It is considered his most excellent work and the most significant epic in English. The free-verse poem tells the story of how the devil seduced Adam and Eve and their expulsion from the Garden of Eden.

In 1671 he published Paradise Reign, in which Jesus overcame Satan’s temptations and Samson agonists, where Samson first drowned in fascination and then released himself. A revised, 12-volume edition of Paradise Lost was published in 1674.

Reputation and influence

Milton influenced many writers. Some, like John Dryden (1631-1700), praised his work and used it as the basis for his own writing. Others, including Alexander Pope (1688-1744) had fun with it.

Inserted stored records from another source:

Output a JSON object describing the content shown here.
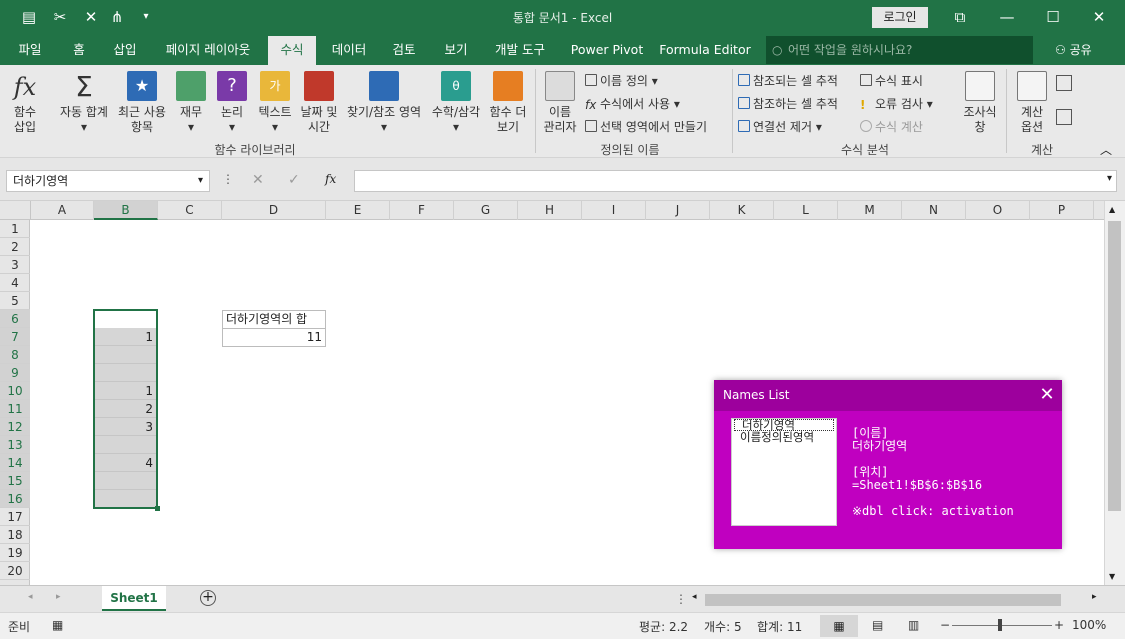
{
  "window": {
    "title": "통합 문서1  -  Excel",
    "login": "로그인"
  },
  "tabs": [
    "파일",
    "홈",
    "삽입",
    "페이지 레이아웃",
    "수식",
    "데이터",
    "검토",
    "보기",
    "개발 도구",
    "Power Pivot",
    "Formula Editor"
  ],
  "tellme": "어떤 작업을 원하시나요?",
  "share": "공유",
  "ribbon": {
    "insert_function": [
      "함수",
      "삽입"
    ],
    "autosum": [
      "자동 합계",
      ""
    ],
    "recent": [
      "최근 사용",
      "항목"
    ],
    "finance": [
      "재무",
      ""
    ],
    "logic": [
      "논리",
      ""
    ],
    "text": [
      "텍스트",
      ""
    ],
    "datetime": [
      "날짜 및",
      "시간"
    ],
    "lookup": [
      "찾기/참조 영역",
      ""
    ],
    "math": [
      "수학/삼각",
      ""
    ],
    "more": [
      "함수 더",
      "보기"
    ],
    "group_library": "함수 라이브러리",
    "name_manager": [
      "이름",
      "관리자"
    ],
    "define_name": "이름 정의",
    "use_in_formula": "수식에서 사용",
    "create_from_sel": "선택 영역에서 만들기",
    "group_names": "정의된 이름",
    "trace_precedents": "참조되는 셀 추적",
    "trace_dependents": "참조하는 셀 추적",
    "remove_arrows": "연결선 제거",
    "show_formulas": "수식 표시",
    "error_check": "오류 검사",
    "evaluate": "수식 계산",
    "watch": [
      "조사식",
      "창"
    ],
    "group_audit": "수식 분석",
    "calc_options": [
      "계산",
      "옵션"
    ],
    "group_calc": "계산"
  },
  "namebox": "더하기영역",
  "fx": "fx",
  "columns": [
    "A",
    "B",
    "C",
    "D",
    "E",
    "F",
    "G",
    "H",
    "I",
    "J",
    "K",
    "L",
    "M",
    "N",
    "O",
    "P"
  ],
  "rows": [
    "1",
    "2",
    "3",
    "4",
    "5",
    "6",
    "7",
    "8",
    "9",
    "10",
    "11",
    "12",
    "13",
    "14",
    "15",
    "16",
    "17",
    "18",
    "19",
    "20"
  ],
  "cells": {
    "b6": "",
    "b7": "1",
    "b8": "",
    "b9": "",
    "b10": "1",
    "b11": "2",
    "b12": "3",
    "b13": "",
    "b14": "4",
    "b15": "",
    "b16": "",
    "d6": "더하기영역의 합",
    "d7": "11"
  },
  "sheet": "Sheet1",
  "status": {
    "ready": "준비",
    "average": "평균: 2.2",
    "count": "개수: 5",
    "sum": "합계: 11",
    "zoom": "100%"
  },
  "dialog": {
    "title": "Names List",
    "items": [
      "더하기영역",
      "이름정의된영역"
    ],
    "name_label": "[이름]",
    "name_value": "더하기영역",
    "loc_label": "[위치]",
    "loc_value": "=Sheet1!$B$6:$B$16",
    "hint": "※dbl click: activation"
  }
}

Others, such as Samuel Johnson (1709-1784), acknowledged the value of Milton’s work but disagreed with his religious and political views. In general, eighteenth-century poets praised him for outstanding spiritual, intellectual, and moral values.

William Blake (1757–1827) and Percy Baishe Shelley (1792–1822) praised his devil as a romantic rebel. Samuel Taylor Coleridge (1772–1834) admired Milton’s artistry and depth. In the 1920s, T.S. Eliot (1888-1965) criticized Milton’s verse mainly because of its influence.

Milton’s Later Years And Death

After improving and in his hazard, Milton was in favour of freedom of worship. The republic for England while overseeing the publication of his major poems and other works. Milton arrested shortly after the succession of the Second Charles and executed by a possible hanging for his involvement in the government of Rayside and Cromwell.

Although the virtue of Milton’s disease is not fully known, it is likely that some of the influential figures of Charles’s regime. So Christopher Milton, Andrew Marvel, and William Davenant were recommended by him.

The exact date and location of Milton’s death are unknown; He probably died on 8 November 1674, in a complication of gout in the lounge (possibly renal failure). He was buried inside St Jiles Crimplegate Church in London.